The Mandapeta-Malleswaram field in India comprises Triassic-Jurassic age sands found at 4000m– 4500m depth, where reservoir pressure ranges 6,000 psi to 9,500psi with static temperature up to 340°F. This tectonically active basin with strike slip stress regime causes a heterogeneous distribution of in-situ stress which complicates the design and execution of effective hydraulic fracturing treatments. Previous attempts at fracturing from 2013 to 2017 were not successful and geomechanics inputs were different from actual values. This paper describes the lifecycle of a production enhancement project, from construction of a geomechanics-enabled mechanical earth model (MEM) to the successful design and execution of fracturing jobs on nine wells increasing proppant placement by 250% compared to previous hydraulic fracturing campaign and achieving 730% incremental gain in gas production compared to pre- fracturing production.
Challenges like fracture modeling in tectonically stressed formations, issues of proppant admittance, and complicated fracture plane growth in highly deviated wells (>65°) were overcome by Geomechanical modeling. The modeling incorporated advanced 3D anisotropy measurements, providing better estimation of Young's modulus, Poisson's ratio, and horizontal stresses, resulting in realistic estimation of closure and breakdown pressure. Fault effects were modeled and taken into consideration for perforation depth selection and estimation of pumping pressure with model update based on extensive Minifrac injections and analysis.
This study describes the results of injection tests (step rate, pump in-flowback, and calibration injection tests) carried out in the field addressing specific challenges in each well. Pre frac diagnostic injection and decline analysis was used to calibrate the MEM and tailor the design for every well. Proper job preparation for well completions and extensive stability testing involving a borate-based fluid system has reduced the screen out risk and enabled successful fracture placement.
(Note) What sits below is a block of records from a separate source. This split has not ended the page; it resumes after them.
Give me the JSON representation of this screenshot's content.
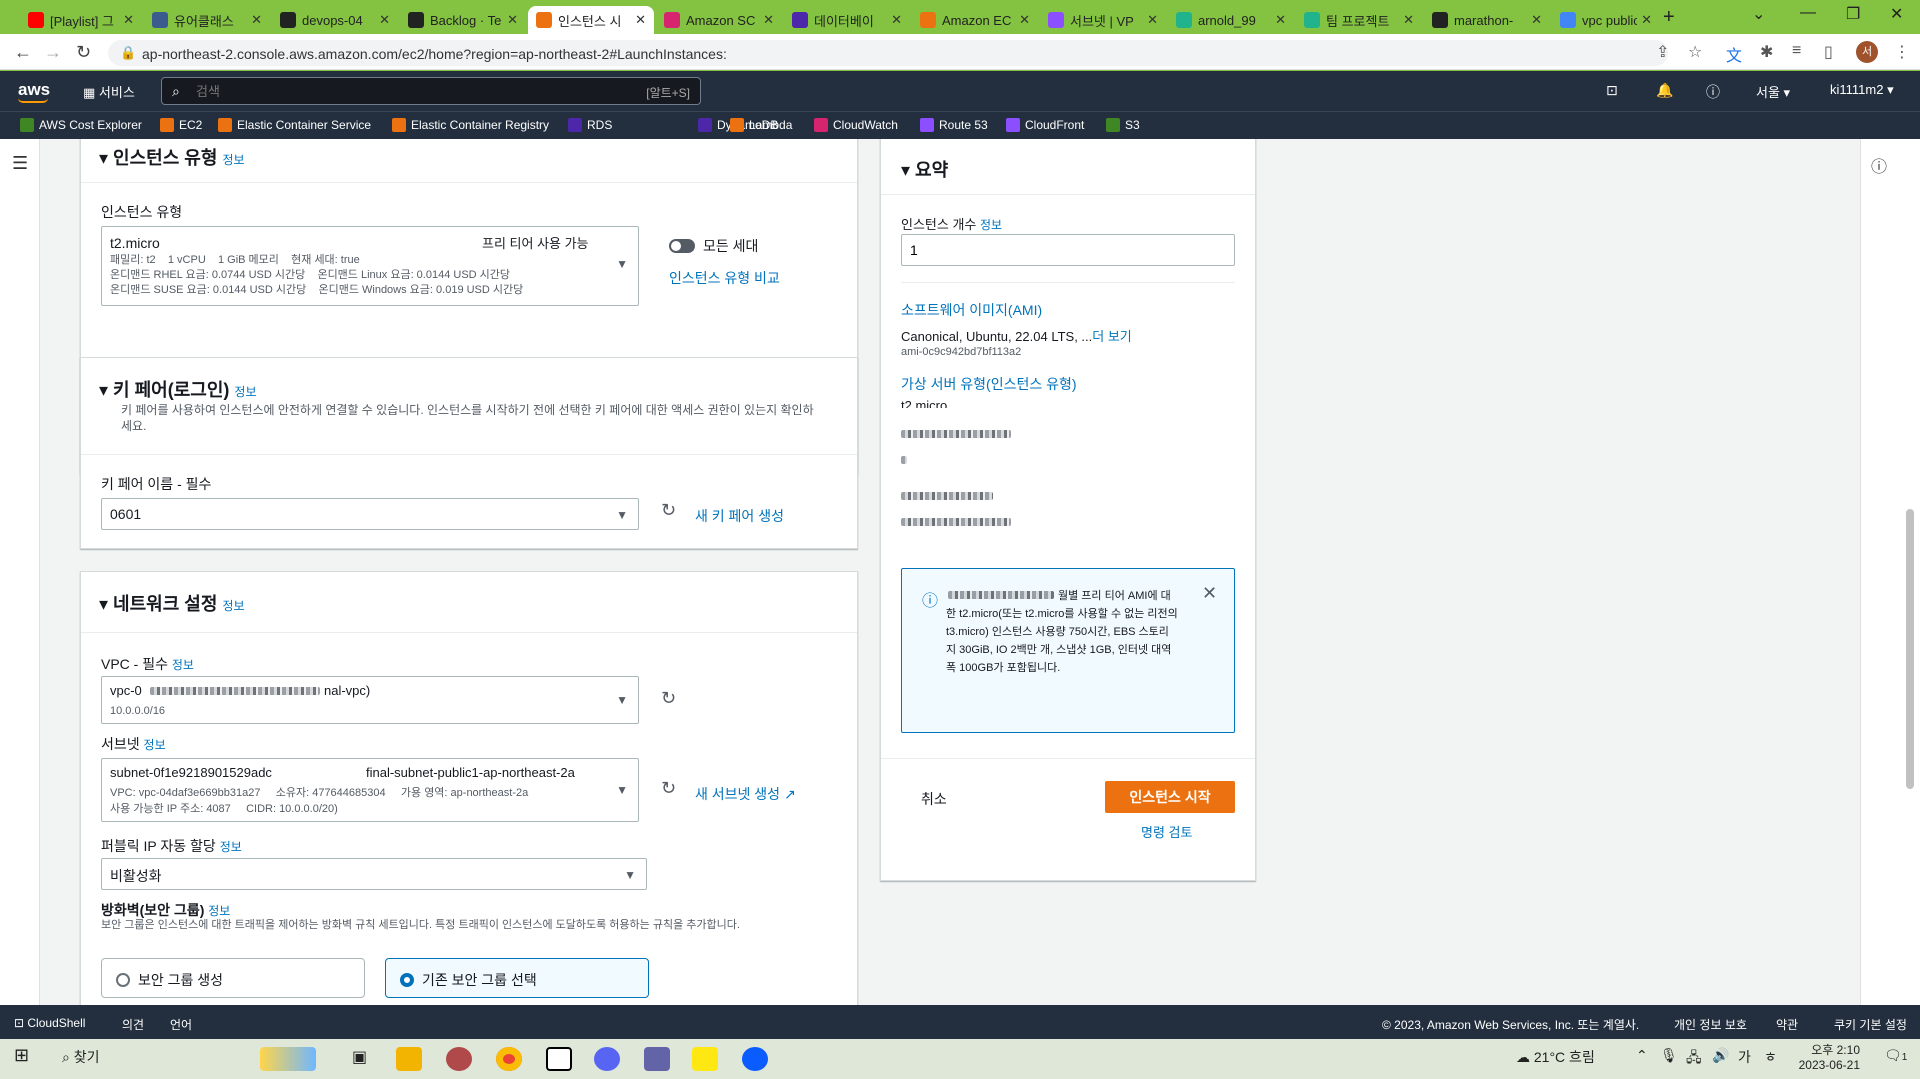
{
  "browser": {
    "tabs": [
      {
        "label": "[Playlist] 그",
        "color": "#ff0000"
      },
      {
        "label": "유어클래스",
        "color": "#3b5b8f"
      },
      {
        "label": "devops-04",
        "color": "#222222"
      },
      {
        "label": "Backlog · Te",
        "color": "#222222"
      },
      {
        "label": "인스턴스 시",
        "color": "#ec7211",
        "active": true
      },
      {
        "label": "Amazon SC",
        "color": "#d6246e"
      },
      {
        "label": "데이터베이",
        "color": "#4d27aa"
      },
      {
        "label": "Amazon EC",
        "color": "#ec7211"
      },
      {
        "label": "서브넷 | VP",
        "color": "#8c4fff"
      },
      {
        "label": "arnold_99",
        "color": "#20b38c"
      },
      {
        "label": "팀 프로젝트",
        "color": "#20b38c"
      },
      {
        "label": "marathon-",
        "color": "#222222"
      },
      {
        "label": "vpc public",
        "color": "#4285f4"
      }
    ],
    "url": "ap-northeast-2.console.aws.amazon.com/ec2/home?region=ap-northeast-2#LaunchInstances:",
    "profile_initial": "서"
  },
  "aws_nav": {
    "logo": "aws",
    "services_label": "서비스",
    "search_placeholder": "검색",
    "search_shortcut": "[알트+S]",
    "region": "서울 ▾",
    "account": "ki1111m2 ▾"
  },
  "favorites": [
    {
      "label": "AWS Cost Explorer",
      "color": "#3f8624"
    },
    {
      "label": "EC2",
      "color": "#ec7211"
    },
    {
      "label": "Elastic Container Service",
      "color": "#ec7211"
    },
    {
      "label": "Elastic Container Registry",
      "color": "#ec7211"
    },
    {
      "label": "RDS",
      "color": "#4d27aa"
    },
    {
      "label": "DynamoDB",
      "color": "#4d27aa"
    },
    {
      "label": "Lambda",
      "color": "#ec7211"
    },
    {
      "label": "CloudWatch",
      "color": "#d6246e"
    },
    {
      "label": "Route 53",
      "color": "#8c4fff"
    },
    {
      "label": "CloudFront",
      "color": "#8c4fff"
    },
    {
      "label": "S3",
      "color": "#3f8624"
    }
  ],
  "instance_type": {
    "heading": "인스턴스 유형",
    "info": "정보",
    "field_label": "인스턴스 유형",
    "selected": "t2.micro",
    "free_tier": "프리 티어 사용 가능",
    "detail1": "패밀리: t2    1 vCPU    1 GiB 메모리    현재 세대: true",
    "detail2": "온디맨드 RHEL 요금: 0.0744 USD 시간당    온디맨드 Linux 요금: 0.0144 USD 시간당",
    "detail3": "온디맨드 SUSE 요금: 0.0144 USD 시간당    온디맨드 Windows 요금: 0.019 USD 시간당",
    "toggle_label": "모든 세대",
    "compare_link": "인스턴스 유형 비교"
  },
  "key_pair": {
    "heading": "키 페어(로그인)",
    "info": "정보",
    "desc": "키 페어를 사용하여 인스턴스에 안전하게 연결할 수 있습니다. 인스턴스를 시작하기 전에 선택한 키 페어에 대한 액세스 권한이 있는지 확인하세요.",
    "field_label": "키 페어 이름 - 필수",
    "selected": "0601",
    "create_link": "새 키 페어 생성"
  },
  "network": {
    "heading": "네트워크 설정",
    "info": "정보",
    "vpc_label": "VPC - 필수",
    "vpc_info": "정보",
    "vpc_value": "vpc-0",
    "vpc_value_tail": "nal-vpc)",
    "vpc_cidr": "10.0.0.0/16",
    "subnet_label": "서브넷",
    "subnet_info": "정보",
    "subnet_id": "subnet-0f1e9218901529adc",
    "subnet_name": "final-subnet-public1-ap-northeast-2a",
    "subnet_detail1": "VPC: vpc-04daf3e669bb31a27     소유자: 477644685304     가용 영역: ap-northeast-2a",
    "subnet_detail2": "사용 가능한 IP 주소: 4087     CIDR: 10.0.0.0/20)",
    "create_subnet": "새 서브넷 생성",
    "public_ip_label": "퍼블릭 IP 자동 할당",
    "public_ip_info": "정보",
    "public_ip_value": "비활성화",
    "sg_label": "방화벽(보안 그룹)",
    "sg_info": "정보",
    "sg_desc": "보안 그룹은 인스턴스에 대한 트래픽을 제어하는 방화벽 규칙 세트입니다. 특정 트래픽이 인스턴스에 도달하도록 허용하는 규칙을 추가합니다.",
    "sg_option1": "보안 그룹 생성",
    "sg_option2": "기존 보안 그룹 선택"
  },
  "summary": {
    "heading": "요약",
    "count_label": "인스턴스 개수",
    "count_info": "정보",
    "count_value": "1",
    "ami_link": "소프트웨어 이미지(AMI)",
    "ami_name": "Canonical, Ubuntu, 22.04 LTS, ...",
    "ami_more": "더 보기",
    "ami_id": "ami-0c9c942bd7bf113a2",
    "type_link": "가상 서버 유형(인스턴스 유형)",
    "type_value": "t2.micro",
    "tip_text": "월별 프리 티어 AMI에 대한 t2.micro(또는 t2.micro를 사용할 수 없는 리전의 t3.micro) 인스턴스 사용량 750시간, EBS 스토리지 30GiB, IO 2백만 개, 스냅샷 1GB, 인터넷 대역폭 100GB가 포함됩니다.",
    "cancel": "취소",
    "launch": "인스턴스 시작",
    "review": "명령 검토"
  },
  "footer": {
    "cloudshell": "CloudShell",
    "feedback": "의견",
    "language": "언어",
    "copyright": "© 2023, Amazon Web Services, Inc. 또는 계열사.",
    "privacy": "개인 정보 보호",
    "terms": "약관",
    "cookies": "쿠키 기본 설정"
  },
  "taskbar": {
    "search": "찾기",
    "weather": "21°C 흐림",
    "ime": "가",
    "time": "오후 2:10",
    "date": "2023-06-21",
    "notif_count": "1"
  }
}
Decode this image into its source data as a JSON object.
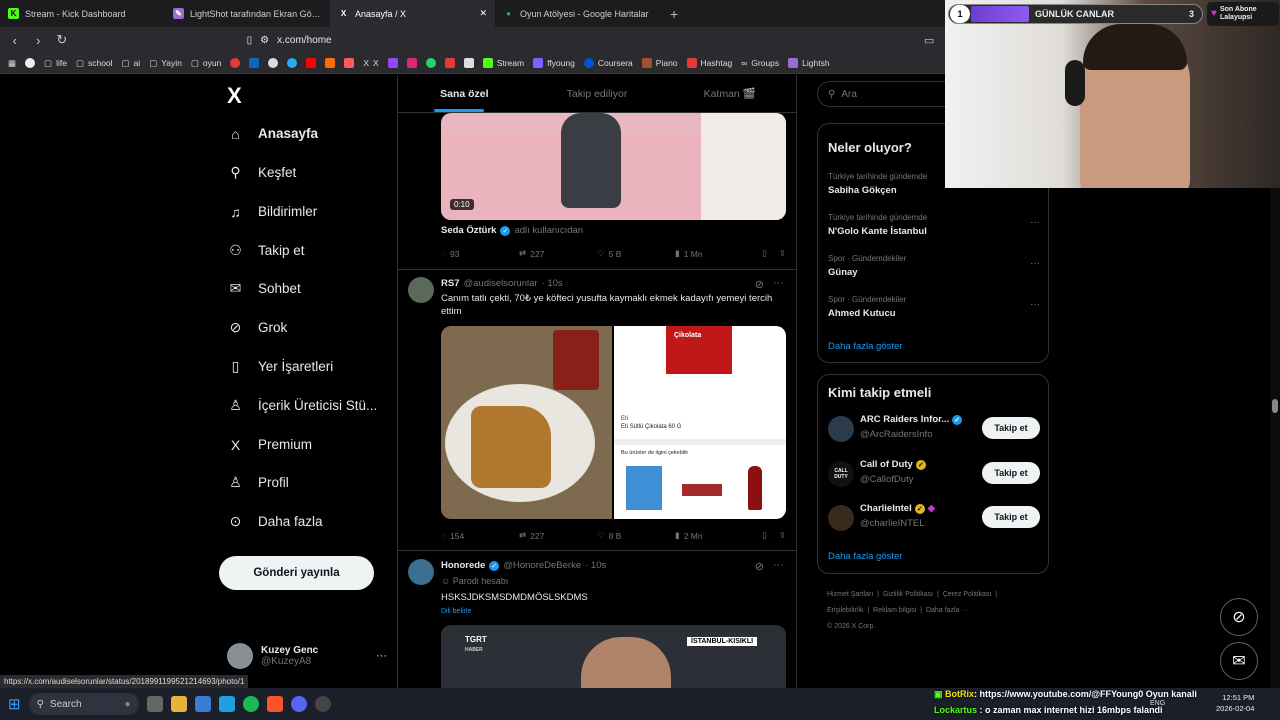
{
  "browser": {
    "tabs": [
      {
        "title": "Stream - Kick Dashboard",
        "color": "#53fc18",
        "glyph": "K"
      },
      {
        "title": "LightShot tarafından Ekran Görüntüsü",
        "color": "#9b6bd6",
        "glyph": "✎"
      },
      {
        "title": "Anasayfa / X",
        "color": "#000000",
        "glyph": "X"
      },
      {
        "title": "Oyun Atölyesi - Google Haritalar",
        "color": "#34a853",
        "glyph": "●"
      }
    ],
    "url": "x.com/home",
    "bookmarks": [
      "life",
      "school",
      "ai",
      "Yayin",
      "oyun",
      "X",
      "Stream",
      "ffyoung",
      "Coursera",
      "Piano",
      "Hashtag",
      "Groups",
      "Lightsh"
    ],
    "status_url": "https://x.com/audiselsorunlar/status/2018991199521214693/photo/1"
  },
  "nav": {
    "items": [
      "Anasayfa",
      "Keşfet",
      "Bildirimler",
      "Takip et",
      "Sohbet",
      "Grok",
      "Yer İşaretleri",
      "İçerik Üreticisi Stü...",
      "Premium",
      "Profil",
      "Daha fazla"
    ],
    "post_button": "Gönderi yayınla",
    "account_name": "Kuzey Genc",
    "account_handle": "@KuzeyA8"
  },
  "timeline": {
    "tabs": [
      "Sana özel",
      "Takip ediliyor",
      "Katman 🎬"
    ],
    "post1": {
      "video_time": "0:10",
      "credit_name": "Seda Öztürk",
      "credit_suffix": "adlı kullanıcıdan",
      "replies": "93",
      "reposts": "227",
      "likes": "5 B",
      "views": "1 Mn"
    },
    "post2": {
      "name": "RS7",
      "handle": "@audiselsorunlar",
      "time": "· 10s",
      "text": "Canım tatlı çekti, 70₺ ye köfteci yusufta kaymaklı ekmek kadayıfı yemeyi tercih ettim",
      "product_name": "Eti Sütlü Çikolata 60 G",
      "product_brand": "Eti",
      "product_pack_label": "Çikolata",
      "related_label": "Bu ürünler de ilgini çekebilir",
      "replies": "154",
      "reposts": "227",
      "likes": "8 B",
      "views": "2 Mn"
    },
    "post3": {
      "name": "Honorede",
      "handle": "@HonoreDeBerke",
      "time": "· 10s",
      "label": "Parodi hesabı",
      "text": "HSKSJDKSMSDMDMÖSLSKDMS",
      "translate": "Dili belirle",
      "tv_logo": "TGRT",
      "tv_sub": "HABER",
      "tv_banner": "İSTANBUL-KISIKLI"
    }
  },
  "sidebar": {
    "search_placeholder": "Ara",
    "trends_title": "Neler oluyor?",
    "trends": [
      {
        "category": "Türkiye tarihinde gündemde",
        "name": "Sabiha Gökçen"
      },
      {
        "category": "Türkiye tarihinde gündemde",
        "name": "N'Golo Kante İstanbul"
      },
      {
        "category": "Spor · Gündemdekiler",
        "name": "Günay"
      },
      {
        "category": "Spor · Gündemdekiler",
        "name": "Ahmed Kutucu"
      }
    ],
    "show_more": "Daha fazla göster",
    "who_title": "Kimi takip etmeli",
    "who": [
      {
        "name": "ARC Raiders Infor...",
        "handle": "@ArcRaidersInfo",
        "color": "#2a3b4c"
      },
      {
        "name": "Call of Duty",
        "handle": "@CallofDuty",
        "color": "#111111"
      },
      {
        "name": "CharlieIntel",
        "handle": "@charlieINTEL",
        "color": "#3a2a1c"
      }
    ],
    "who_avatar_text": "CALL DUTY",
    "follow_label": "Takip et",
    "footer": [
      "Hizmet Şartları",
      "Gizlilik Politikası",
      "Çerez Politikası",
      "Erişilebilirlik",
      "Reklam bilgisi",
      "Daha fazla ···",
      "© 2026 X Corp."
    ]
  },
  "overlay": {
    "goal_level": "1",
    "goal_label": "GÜNLÜK CANLAR",
    "goal_count": "3",
    "goal_progress": 0.25,
    "sub_label_1": "Son Abone",
    "sub_label_2": "Lalayupsi",
    "chat": [
      {
        "user": "BotRix",
        "text": "https://www.youtube.com/@FFYoung0 Oyun kanali",
        "color": "#f3e600"
      },
      {
        "user": "Lockartus",
        "text": "o zaman max internet hizi 16mbps falandi",
        "color": "#53fc18"
      }
    ]
  },
  "taskbar": {
    "search": "Search",
    "lang": "ENG",
    "time": "12:51 PM",
    "date": "2026-02-04"
  }
}
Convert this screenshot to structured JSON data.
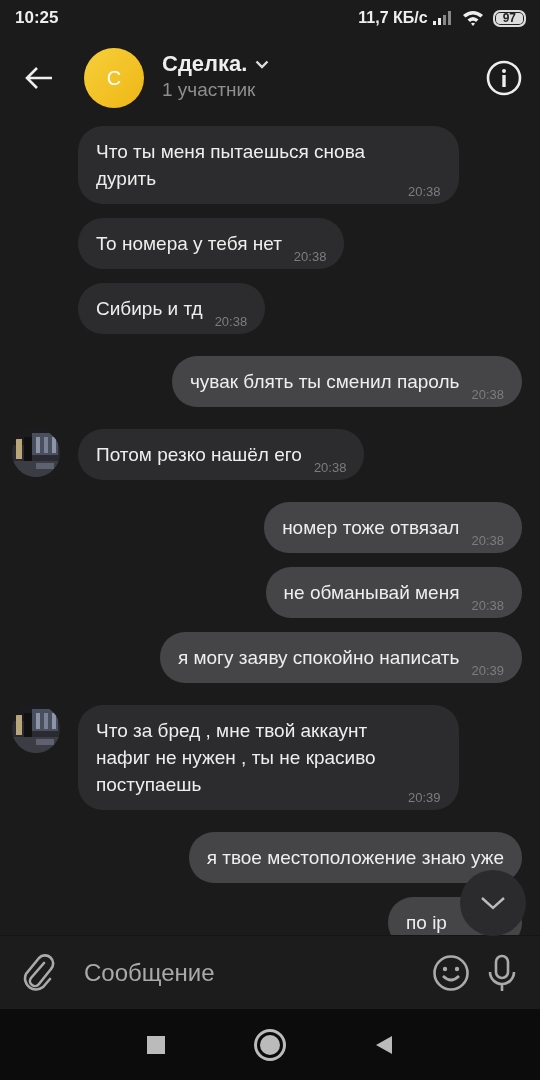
{
  "status_bar": {
    "time": "10:25",
    "speed": "11,7 КБ/с",
    "battery": "97"
  },
  "header": {
    "avatar_letter": "С",
    "title": "Сделка.",
    "subtitle": "1 участник"
  },
  "messages": [
    {
      "kind": "incoming",
      "avatar": false,
      "text": "Что ты меня пытаешься снова дурить",
      "time": "20:38"
    },
    {
      "kind": "incoming",
      "avatar": false,
      "text": "То номера у тебя нет",
      "time": "20:38"
    },
    {
      "kind": "incoming",
      "avatar": false,
      "text": "Сибирь и тд",
      "time": "20:38"
    },
    {
      "kind": "outgoing",
      "text": "чувак блять ты сменил пароль",
      "time": "20:38"
    },
    {
      "kind": "incoming",
      "avatar": true,
      "text": "Потом резко нашёл его",
      "time": "20:38"
    },
    {
      "kind": "outgoing",
      "text": "номер тоже отвязал",
      "time": "20:38"
    },
    {
      "kind": "outgoing",
      "text": "не обманывай меня",
      "time": "20:38"
    },
    {
      "kind": "outgoing",
      "text": "я могу заяву спокойно написать",
      "time": "20:39"
    },
    {
      "kind": "incoming",
      "avatar": true,
      "text": "Что за бред , мне твой аккаунт нафиг не нужен , ты не красиво поступаешь",
      "time": "20:39"
    },
    {
      "kind": "outgoing",
      "text": "я твое местоположение знаю уже"
    },
    {
      "kind": "outgoing",
      "text": "по ip"
    }
  ],
  "composer": {
    "placeholder": "Сообщение"
  }
}
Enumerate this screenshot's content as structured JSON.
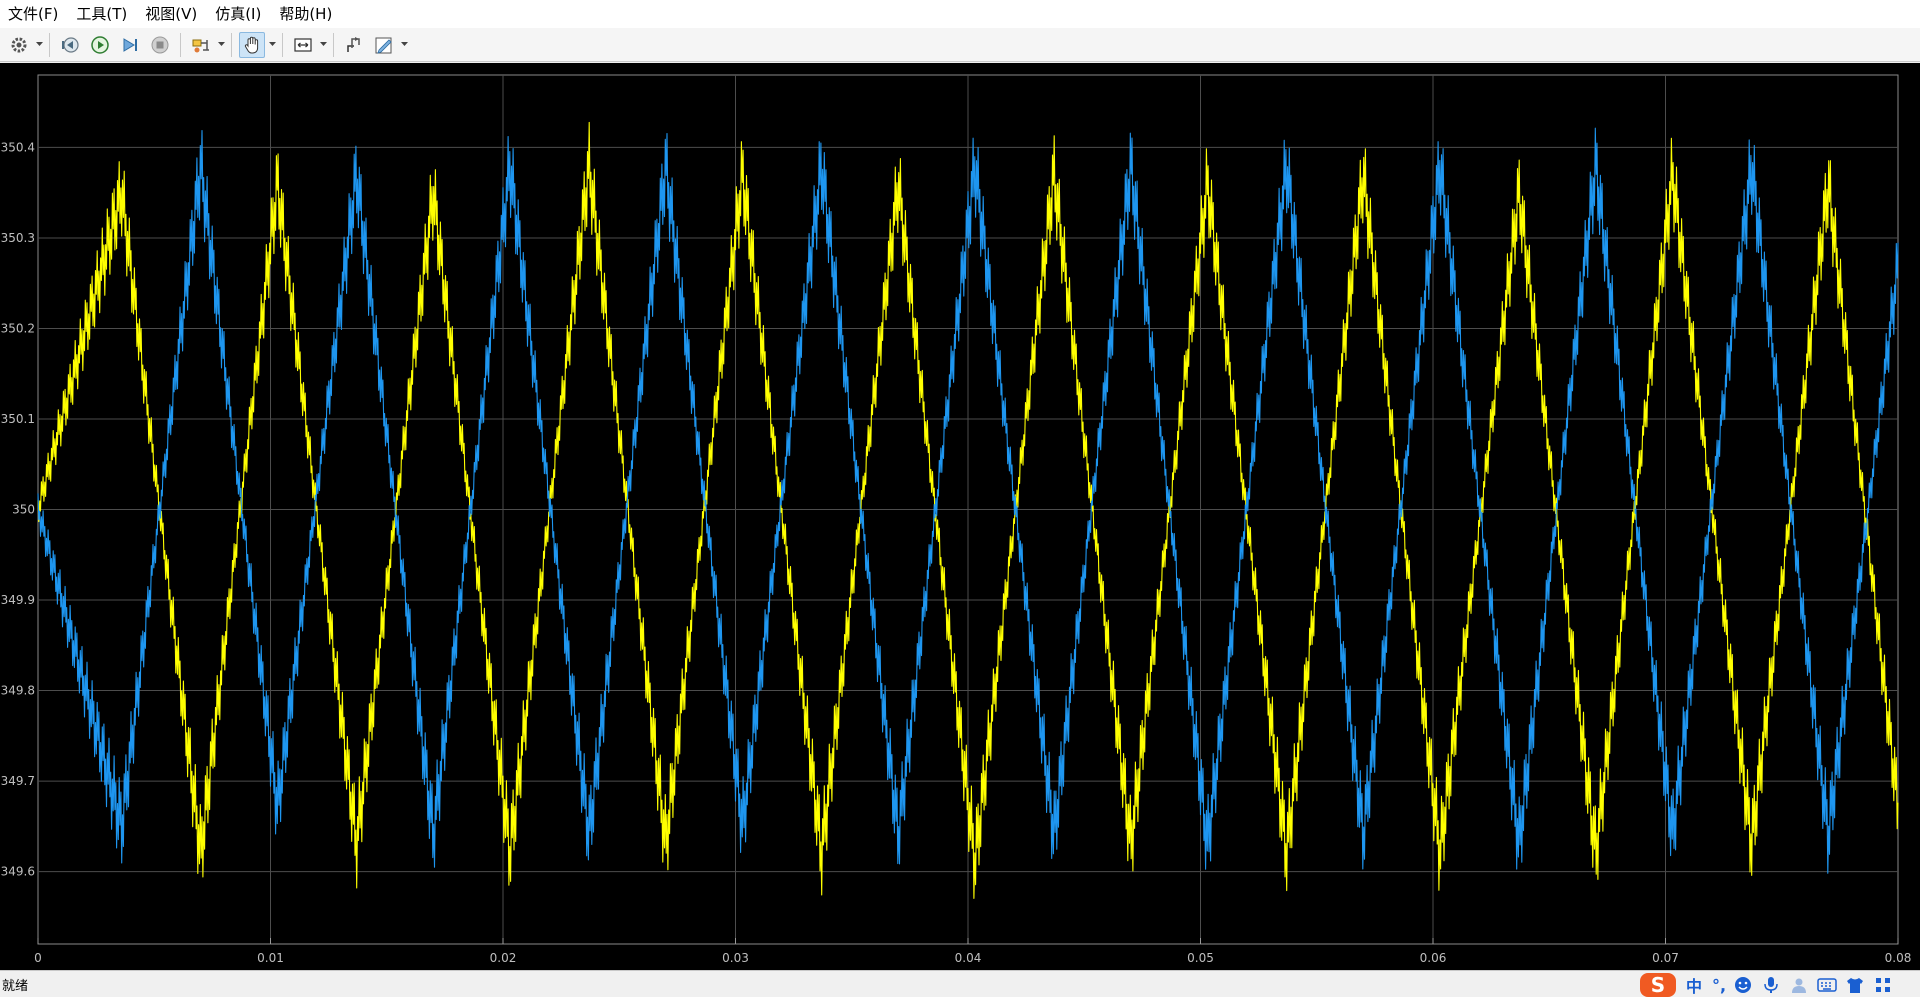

Effective pressure management on the job eliminated the problem with frequent screen outs and led to successful execution of all nine jobs while increasing the average job size from 30 t to ~150 t of proppant per stage.
From this project, a practical guide to address issues of multiple complexities occurring simultaneously in a reservoir, such as the presence of tectonic stress, fracture misalignment, fissure mitigation, and high tortuosity was developed for future application in tectonically complex fields.